Ashton Marra Published

When It Comes to Education, W.Va. and Ky. Have Plenty to Talk About


On Wednesday, members of the West Virginia Board of Education traveled to Frankfort, Kentucky, to meet with their education counterparts and watch as the Kentucky BOE conducted their monthly meeting. Thursday West Virginia Board President Gayle Manchin said the two states have plenty in common.

It starts with standards. Kentucky and West Virginia are just two of forty four states that have adopted the national Common Core Standards, but in West Virginia, those standards were adapted to fit the state’s needs and titled the Next Generation Standards.

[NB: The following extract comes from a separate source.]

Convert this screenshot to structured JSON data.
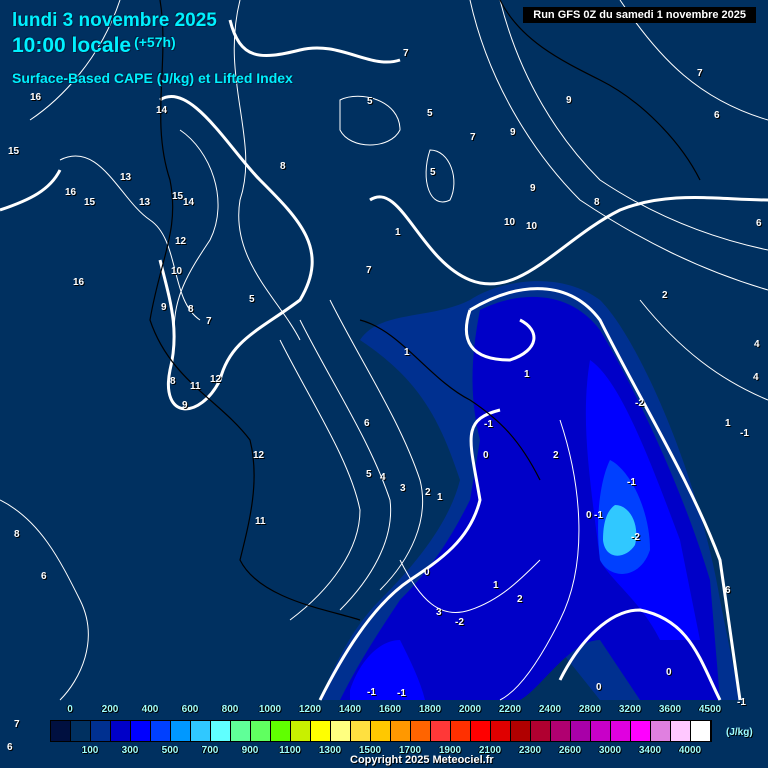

Then there’s economics. In eastern Kentucky especially where coal mining is a major part of the economy, the state is suffering the same economic downturn as West Virginia in the energy sector, but there’s much more according to Manchin.

“It doesn’t matter how very different we are, at the end of the day, state boards are interested in raising student achievement in their state,” Manchin said. “So, we are constantly looking at the policies we have developed, are the working? Are they being implemented? Are we accomplishing what we are hoping to accomplish?”

Manchin and her fellow members spent Wednesday watching as the Kentucky BOE conducted their June meeting, the first visit of its kind for West Virginia, Manchin believes.

There were two policies in particular that stood out to the West Virginia education leader. The first, a policy that allows teachers to prepare multiple lessons ahead of time that are available for students on iPads or other devices they either own or borrow from their schools.

“So, when schools was called off students had assignment and the could do work at home on a snow day,” Manchin said. “This opportunity to have school out of school is becoming more and more of a reality.”

Kentucky allows school districts using the plan to designate up to ten snow days as instructional days. It’s something West Virginia has considered, Manchin said, but hasn’t developed a plan for yet.

The second policy that stood out, Kentucky’s strategic plan. Manchin said the state’s board and Department of Education have developed a formula to lay out measured goals for the next five years in multiple areas that measure student achievement.

Manchin used the example of high school graduation rates, something West Virginia talks about often. The Kentucky board has a percentage rate of growth laid out for each year until 2020 as their goal to increase those rates, but they’ve also done it for things like closing the achievement gap as well.

“To have a goal there really puts more emphasis on what your goal is, plus whatever method you’re using to get there, it gives you a pretty clear indication of if its working or not,” Manchin said.

The West Virginia BOE plans to discuss the trip at their June meeting scheduled for the 13th in Charleston, but Manchin said some outcomes are already making themselves apparent. Kentucky has talked of sending some of its board members to West Virginia to watch a BOE meeting at some point in the near future and Manchin said Virginia and Tennessee’s boards have also expressed interest in a similar exchange.